It is perhaps hubris that may undo both our gladiators. To have fought so hard and lost (I realise I may be jumping the gun here). To have gambled so much and yet failed to achieve the ultimate prize. To have offered plenty on the altar and yet to have had the sacrifice found wanting by the gods (or perhaps to be outwitted by deals made by other mortals with other gods in the pantheon, as is usually the case with Greek mythology). And to have raised our hopes and aspirations to such a height, only to see them dashed against the Scylla and drowned in the Charybdis of Malaysian politics.
When all this is finally over, how will we remember our two gladiators, battling it out in the Malaysian coliseum (no, not the one on Jalan Tunku Abdul Rahman in Kuala Lumpur)?
I am pleased to disclose that there is already an animal species by the name of anoa. According to Wikipedia, “the anoa are a subgenus of buffalo comprising two species native to Indonesia: the mountain anoa (bubalus quarlesi) and the lowland anoa (bubalus depressicornis). Both live in undisturbed forest, and are essentially miniature water buffalo, are similar in appearance to a deer, weighing 150-300kg. They live in deep rainforests.” Sturdy animals indeed.
Will modern Malaysian science genetically engineer another species? It could perhaps be a cross-breed of an equally sturdy local black-and-white tapir with a hardy animal that could be found living on the plains of Ulan Bator, in Mongolia.
Anoa (Public domain; source: Wikipedia.org)And its name?

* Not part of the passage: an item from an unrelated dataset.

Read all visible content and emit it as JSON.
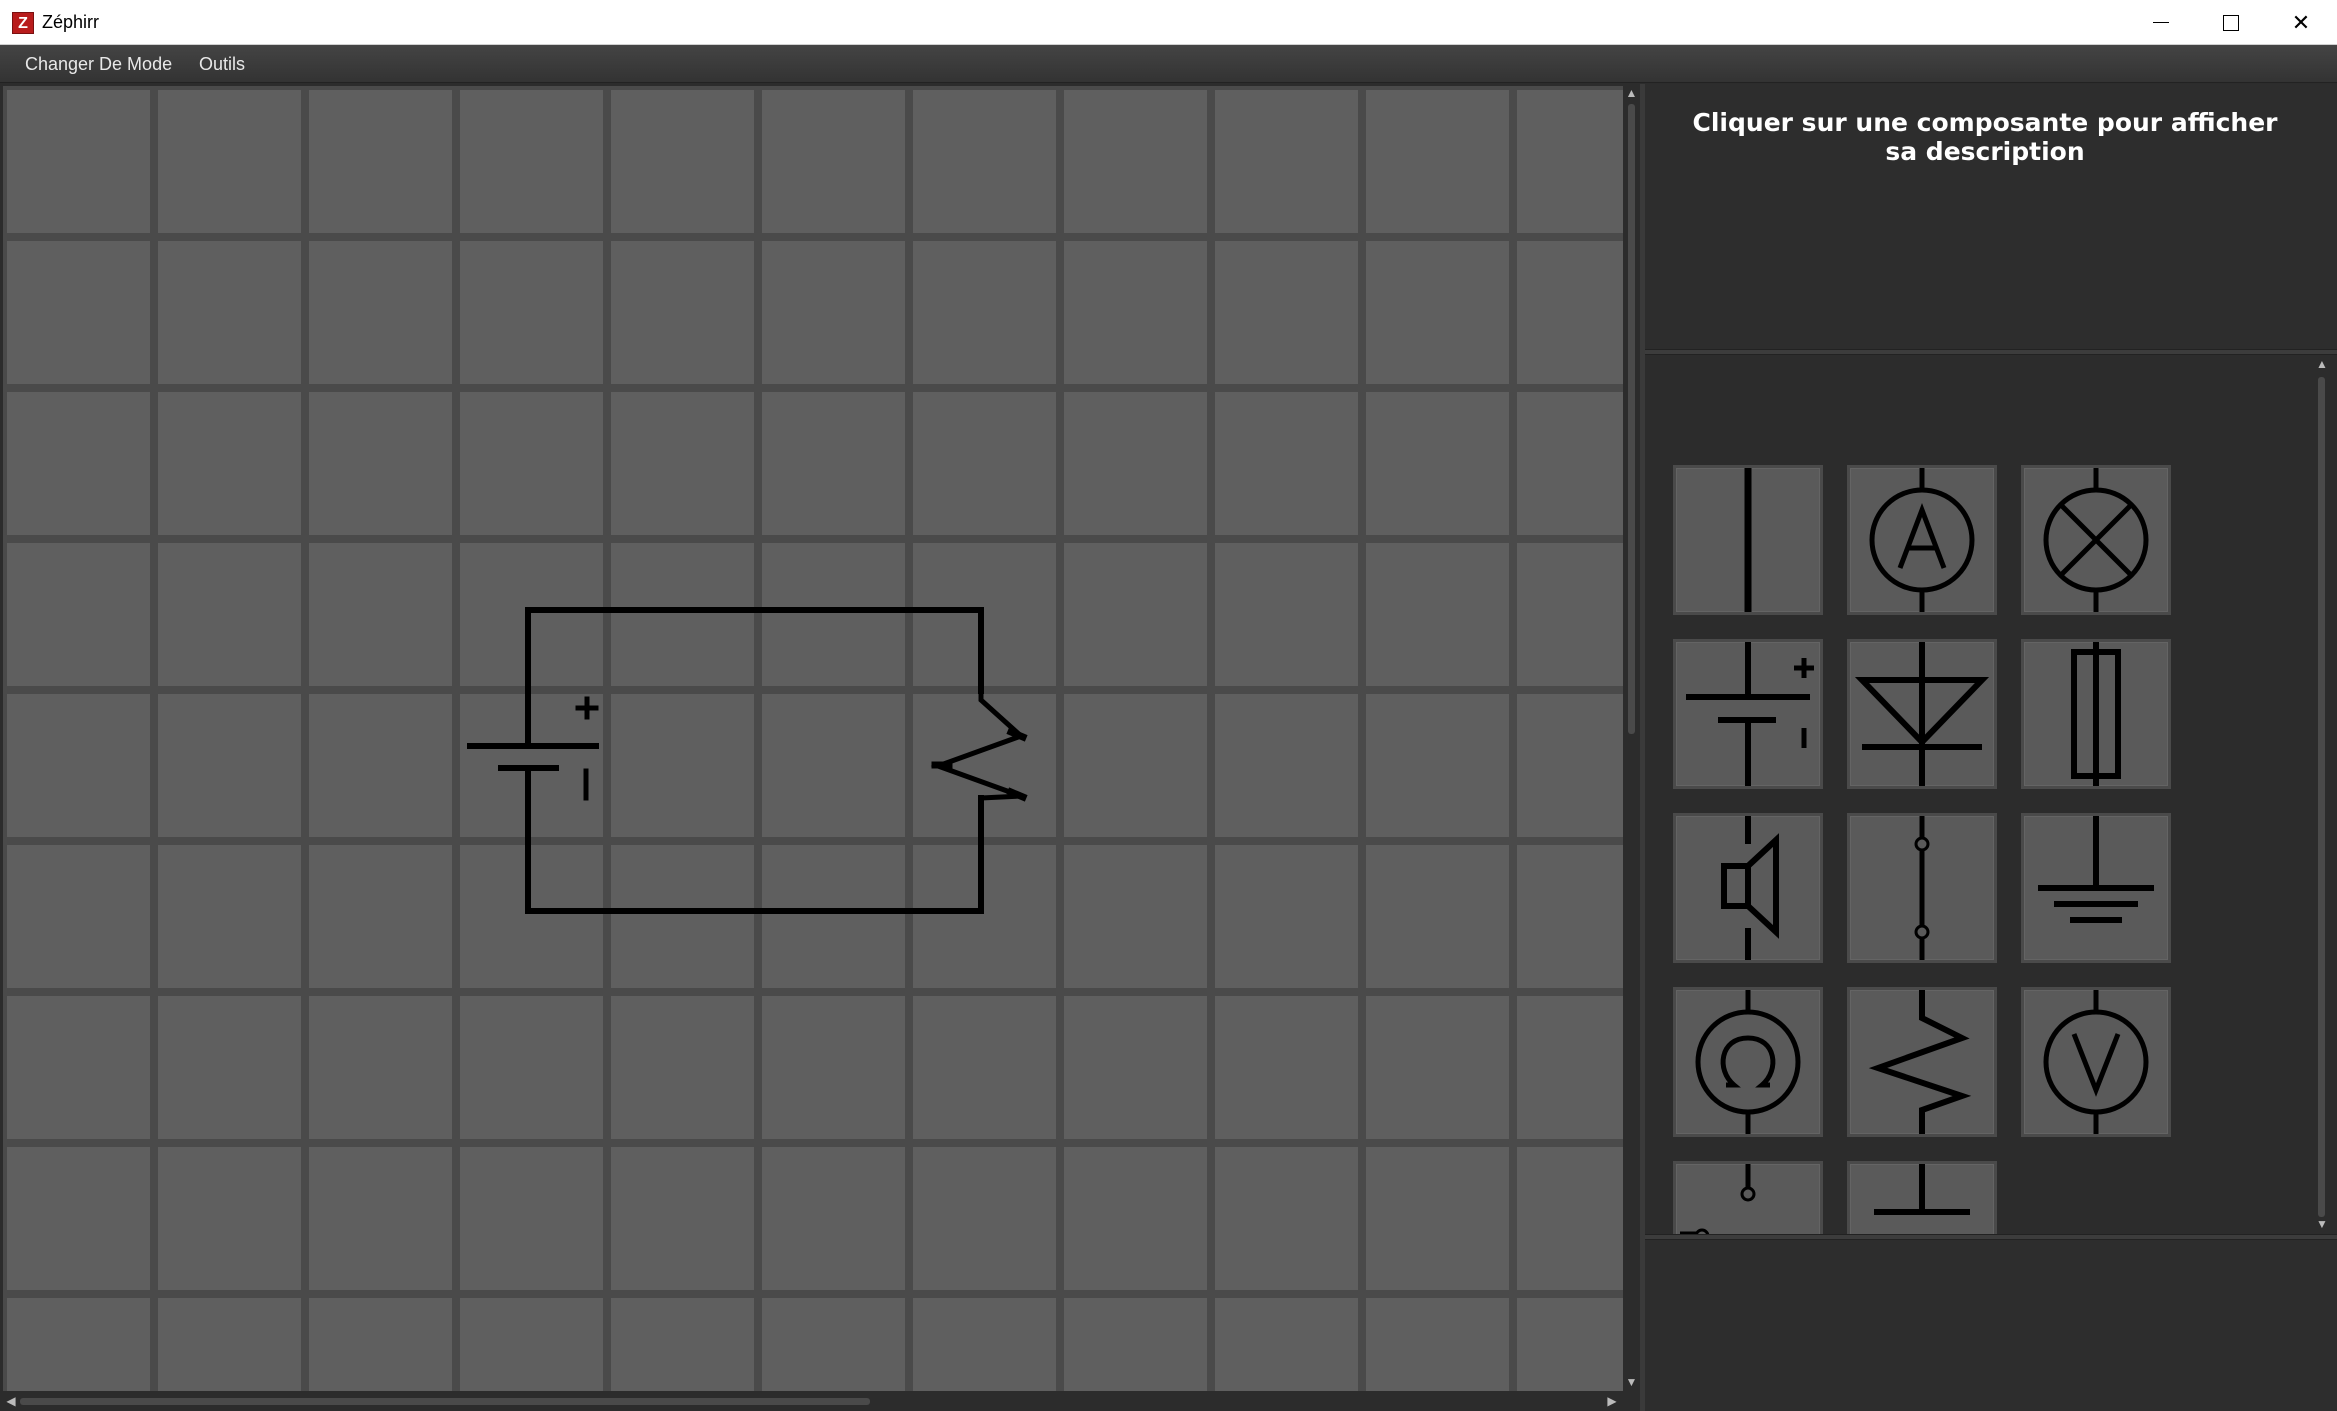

Perhaps “najibolia”, or better still, “najiboliau”. The resultant offspring could either inherit the black and white of the tapir, or have a more fudged appearance, depending on the need for camouflage.
And to make it complete, such an animal should have the ability to make a whistling noise, a characteristic known as “siffleur”, sometimes mispronounced as “see-four”.
Andrew Khoo is an advocate and solicitor in private practice, and an aspiring columnist and commentator.